> _Task description_:
The records are to be repeated exactly, and any images in them are to be dropped.

> _Exercise data_:
== Segment start ==
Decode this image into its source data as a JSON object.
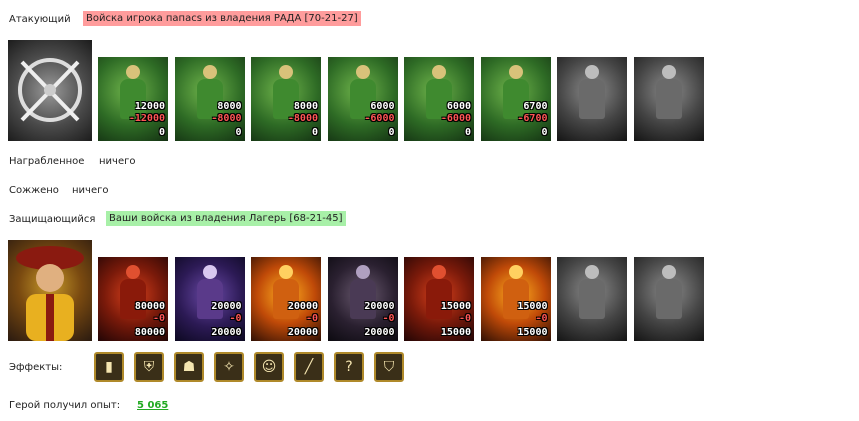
{
  "attacker": {
    "label": "Атакующий",
    "title": "Войска игрока папасs из владения РАДА [70-21-27]",
    "units": [
      {
        "icon": "dwarf-warrior-icon",
        "c1": "12000",
        "c2": "-12000",
        "c3": "0",
        "style": "green"
      },
      {
        "icon": "knight-icon",
        "c1": "8000",
        "c2": "-8000",
        "c3": "0",
        "style": "green"
      },
      {
        "icon": "paladin-icon",
        "c1": "8000",
        "c2": "-8000",
        "c3": "0",
        "style": "green"
      },
      {
        "icon": "griffin-icon",
        "c1": "6000",
        "c2": "-6000",
        "c3": "0",
        "style": "green"
      },
      {
        "icon": "archer-icon",
        "c1": "6000",
        "c2": "-6000",
        "c3": "0",
        "style": "green"
      },
      {
        "icon": "druid-icon",
        "c1": "6700",
        "c2": "-6700",
        "c3": "0",
        "style": "green"
      },
      {
        "icon": "empty-slot-icon",
        "c1": "",
        "c2": "",
        "c3": "",
        "style": "gray"
      },
      {
        "icon": "empty-slot-icon",
        "c1": "",
        "c2": "",
        "c3": "",
        "style": "gray"
      }
    ]
  },
  "looted": {
    "label": "Награбленное",
    "value": "ничего"
  },
  "burned": {
    "label": "Сожжено",
    "value": "ничего"
  },
  "defender": {
    "label": "Защищающийся",
    "title": "Ваши войска из владения Лагерь [68-21-45]",
    "units": [
      {
        "icon": "red-dragon-icon",
        "c1": "80000",
        "c2": "-0",
        "c3": "80000",
        "style": "red"
      },
      {
        "icon": "skeleton-mage-icon",
        "c1": "20000",
        "c2": "-0",
        "c3": "20000",
        "style": "purple"
      },
      {
        "icon": "fire-elemental-icon",
        "c1": "20000",
        "c2": "-0",
        "c3": "20000",
        "style": "fire"
      },
      {
        "icon": "demon-icon",
        "c1": "20000",
        "c2": "-0",
        "c3": "20000",
        "style": "dark"
      },
      {
        "icon": "magma-golem-icon",
        "c1": "15000",
        "c2": "-0",
        "c3": "15000",
        "style": "red"
      },
      {
        "icon": "fire-warrior-icon",
        "c1": "15000",
        "c2": "-0",
        "c3": "15000",
        "style": "fire"
      },
      {
        "icon": "empty-slot-icon",
        "c1": "",
        "c2": "",
        "c3": "",
        "style": "gray"
      },
      {
        "icon": "empty-slot-icon",
        "c1": "",
        "c2": "",
        "c3": "",
        "style": "gray"
      }
    ]
  },
  "effects": {
    "label": "Эффекты:",
    "icons": [
      {
        "icon": "tower-icon",
        "glyph": "▮"
      },
      {
        "icon": "shield-icon",
        "glyph": "⛨"
      },
      {
        "icon": "hooded-figure-icon",
        "glyph": "☗"
      },
      {
        "icon": "star-rune-icon",
        "glyph": "✧"
      },
      {
        "icon": "warrior-portrait-icon",
        "glyph": "☺"
      },
      {
        "icon": "scroll-icon",
        "glyph": "╱"
      },
      {
        "icon": "question-icon",
        "glyph": "?"
      },
      {
        "icon": "beast-shield-icon",
        "glyph": "⛉"
      }
    ]
  },
  "experience": {
    "label": "Герой получил опыт:",
    "value": "5 065"
  }
}
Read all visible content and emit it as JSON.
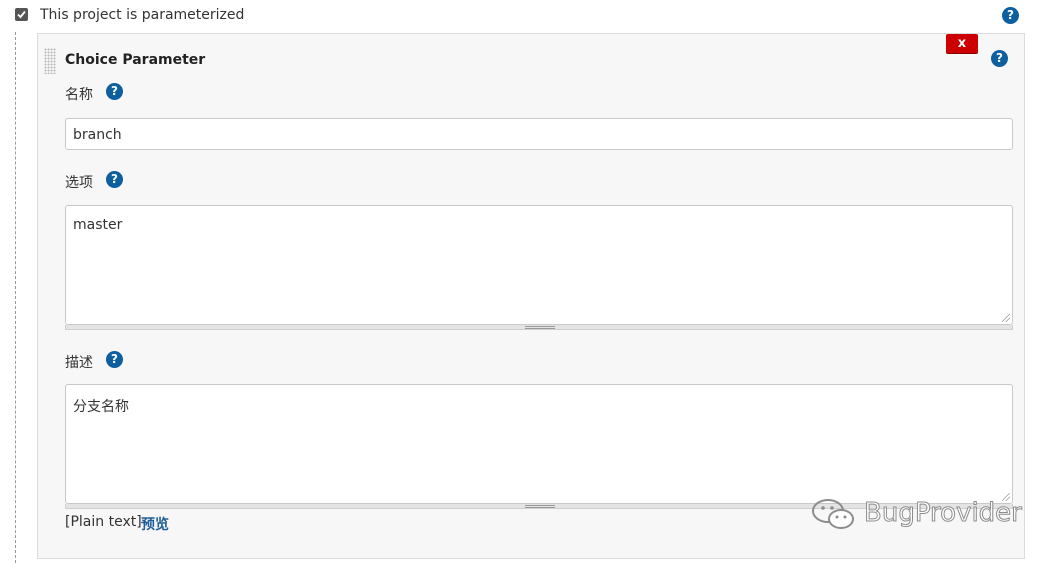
{
  "parameterized": {
    "checked": true,
    "label": "This project is parameterized"
  },
  "choice_parameter": {
    "title": "Choice Parameter",
    "delete_label": "x",
    "name_label": "名称",
    "name_value": "branch",
    "choices_label": "选项",
    "choices_value": "master",
    "description_label": "描述",
    "description_value": "分支名称",
    "format_label": "[Plain text]",
    "preview_label": "预览"
  },
  "help_glyph": "?",
  "watermark": {
    "text": "BugProvider",
    "icon": "wechat-icon"
  },
  "colors": {
    "help": "#0d5fa0",
    "delete": "#cc0000",
    "link": "#1f5d99",
    "panel": "#f7f7f7"
  }
}
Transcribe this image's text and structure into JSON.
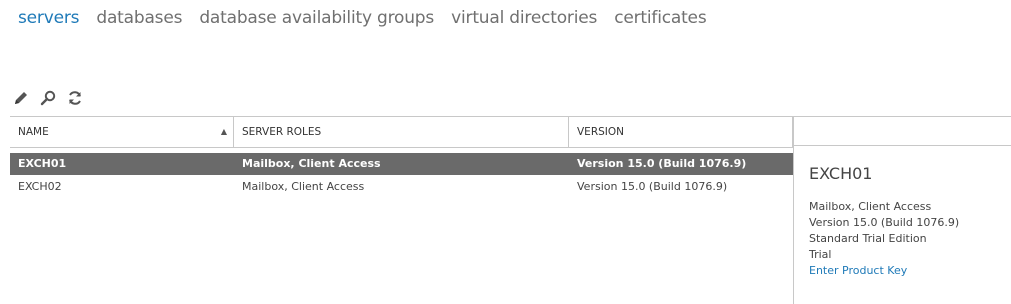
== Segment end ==
> _Problem solution_:
Decode this image into its source data as a JSON object.
{
  "attacker": {
    "label": "Атакующий",
    "title": "Войска игрока папасs из владения РАДА [70-21-27]",
    "units": [
      {
        "icon": "dwarf-warrior-icon",
        "c1": "12000",
        "c2": "-12000",
        "c3": "0",
        "style": "green"
      },
      {
        "icon": "knight-icon",
        "c1": "8000",
        "c2": "-8000",
        "c3": "0",
        "style": "green"
      },
      {
        "icon": "paladin-icon",
        "c1": "8000",
        "c2": "-8000",
        "c3": "0",
        "style": "green"
      },
      {
        "icon": "griffin-icon",
        "c1": "6000",
        "c2": "-6000",
        "c3": "0",
        "style": "green"
      },
      {
        "icon": "archer-icon",
        "c1": "6000",
        "c2": "-6000",
        "c3": "0",
        "style": "green"
      },
      {
        "icon": "druid-icon",
        "c1": "6700",
        "c2": "-6700",
        "c3": "0",
        "style": "green"
      },
      {
        "icon": "empty-slot-icon",
        "c1": "",
        "c2": "",
        "c3": "",
        "style": "gray"
      },
      {
        "icon": "empty-slot-icon",
        "c1": "",
        "c2": "",
        "c3": "",
        "style": "gray"
      }
    ]
  },
  "looted": {
    "label": "Награбленное",
    "value": "ничего"
  },
  "burned": {
    "label": "Сожжено",
    "value": "ничего"
  },
  "defender": {
    "label": "Защищающийся",
    "title": "Ваши войска из владения Лагерь [68-21-45]",
    "units": [
      {
        "icon": "red-dragon-icon",
        "c1": "80000",
        "c2": "-0",
        "c3": "80000",
        "style": "red"
      },
      {
        "icon": "skeleton-mage-icon",
        "c1": "20000",
        "c2": "-0",
        "c3": "20000",
        "style": "purple"
      },
      {
        "icon": "fire-elemental-icon",
        "c1": "20000",
        "c2": "-0",
        "c3": "20000",
        "style": "fire"
      },
      {
        "icon": "demon-icon",
        "c1": "20000",
        "c2": "-0",
        "c3": "20000",
        "style": "dark"
      },
      {
        "icon": "magma-golem-icon",
        "c1": "15000",
        "c2": "-0",
        "c3": "15000",
        "style": "red"
      },
      {
        "icon": "fire-warrior-icon",
        "c1": "15000",
        "c2": "-0",
        "c3": "15000",
        "style": "fire"
      },
      {
        "icon": "empty-slot-icon",
        "c1": "",
        "c2": "",
        "c3": "",
        "style": "gray"
      },
      {
        "icon": "empty-slot-icon",
        "c1": "",
        "c2": "",
        "c3": "",
        "style": "gray"
      }
    ]
  },
  "effects": {
    "label": "Эффекты:",
    "icons": [
      {
        "icon": "tower-icon",
        "glyph": "▮"
      },
      {
        "icon": "shield-icon",
        "glyph": "⛨"
      },
      {
        "icon": "hooded-figure-icon",
        "glyph": "☗"
      },
      {
        "icon": "star-rune-icon",
        "glyph": "✧"
      },
      {
        "icon": "warrior-portrait-icon",
        "glyph": "☺"
      },
      {
        "icon": "scroll-icon",
        "glyph": "╱"
      },
      {
        "icon": "question-icon",
        "glyph": "?"
      },
      {
        "icon": "beast-shield-icon",
        "glyph": "⛉"
      }
    ]
  },
  "experience": {
    "label": "Герой получил опыт:",
    "value": "5 065"
  }
}
Read all visible content and emit it as JSON.
{
  "parameterized": {
    "checked": true,
    "label": "This project is parameterized"
  },
  "choice_parameter": {
    "title": "Choice Parameter",
    "delete_label": "x",
    "name_label": "名称",
    "name_value": "branch",
    "choices_label": "选项",
    "choices_value": "master",
    "description_label": "描述",
    "description_value": "分支名称",
    "format_label": "[Plain text]",
    "preview_label": "预览"
  },
  "help_glyph": "?",
  "watermark": {
    "text": "BugProvider",
    "icon": "wechat-icon"
  },
  "colors": {
    "help": "#0d5fa0",
    "delete": "#cc0000",
    "link": "#1f5d99",
    "panel": "#f7f7f7"
  }
}
Transcribe this image's text and structure into JSON.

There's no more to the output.